But we want here to notice particularly Paul's preaching to Felix, a Roman Governor before whom he stood to be judged. Felix was not a Christian in any sense and therefore Paul had nothing to say of the Christian's higher hopes and privileges, nor did he even present the foundation truth of the gospel—Redemption through the crucified Christ. For none of these things was Felix yet prepared. Paul realized this, and concluded to give only such truths as he was prepared to understand and appreciate. There was no attempt on this or any other occasion to scare the unbeliever with threats of eternal torment, if he did not embrace the doctrine of Christianity; for this was not true. This base blasphemy against God found no place in the theology of Paul's day; he knew nothing about it.

Paul took the most sensible and proper course with Felix. He took his standpoint of observation, and showed how even from his standpoint righteousness and temperance was the wisest course for any man to pursue. He took what truth Felix already admitted and showed the reasonable deductions which should be drawn therefrom by every thinking man. For instance, any man, whether he believes in Christ or not, unless he is a fool (Psa. 14:1), which probably Felix was not, believes there is a God, wise and good and powerful, the Creator of all things. This much nature alone teaches. And if this be true it follows that he is the rightful Sovereign over all his works, and that all beings are subject to his control. These being the plain inferences even from the light of nature, it follows that at some time, God will call men to account for their present course of action; and a righteous God will surely punish evil deeds. And therefore righteousness, and temperance in all things, at the present time, is the wisest course even if the future be but very vaguely and indefinitely seen.

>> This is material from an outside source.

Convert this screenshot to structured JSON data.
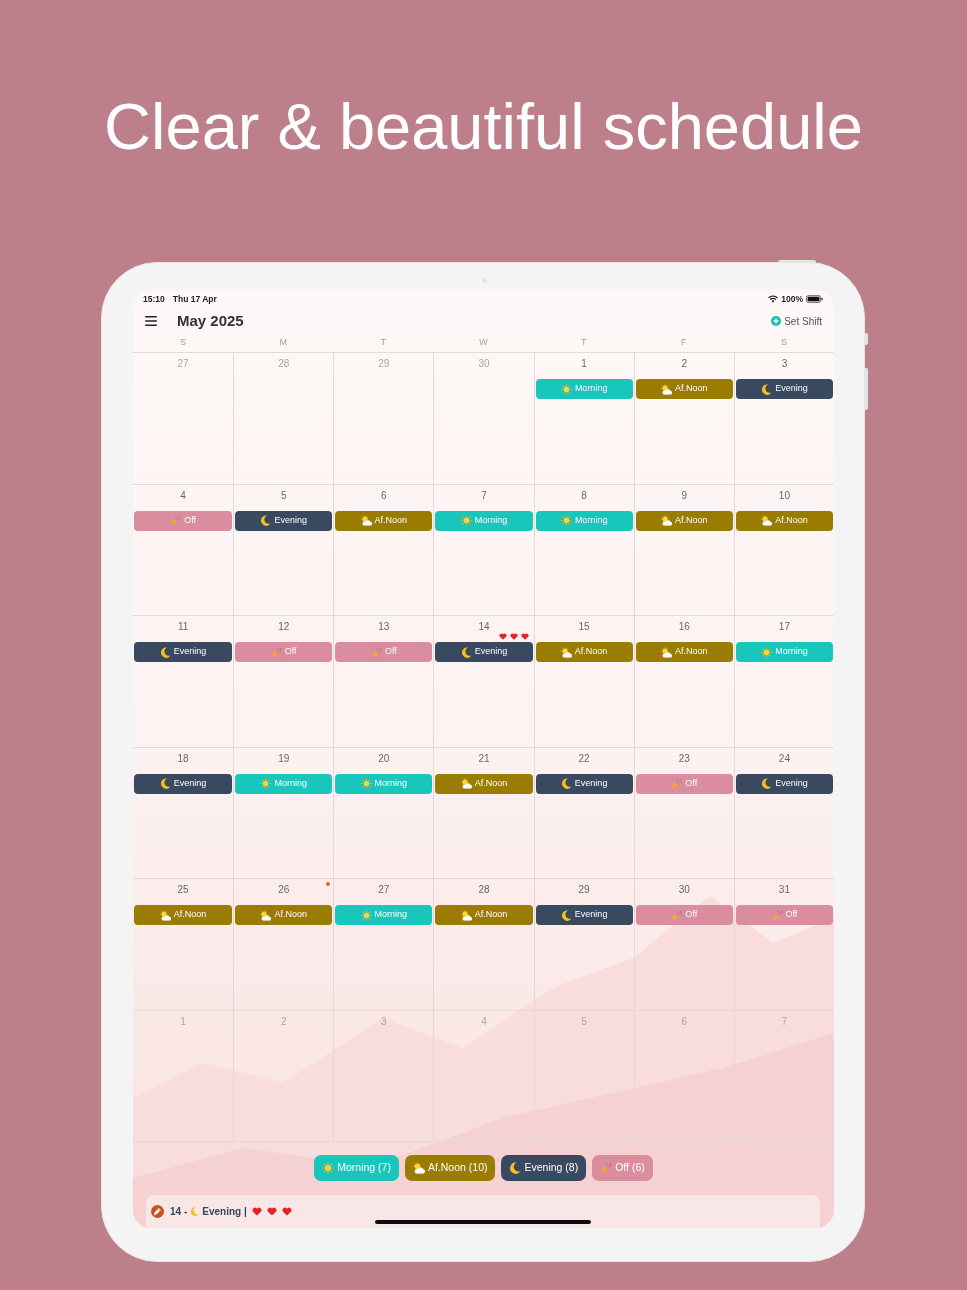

But Paul had something more than mere reasonings from the light of nature on this subject: he had positive proof of a coming judgment, when all of the wrongs of the present time must be accounted for and righted, and fearful, he knew, would be the penalty of those who heaped iniquity upon iniquity and added crime to crime; for every man must receive a just recompence of reward for his deeds, whether they be good or evil.

Paul was acquainted with God's plan and spoke as one who understood it, and who had full faith in it. "The eyes of the Lord are in every place beholding the evil and the good."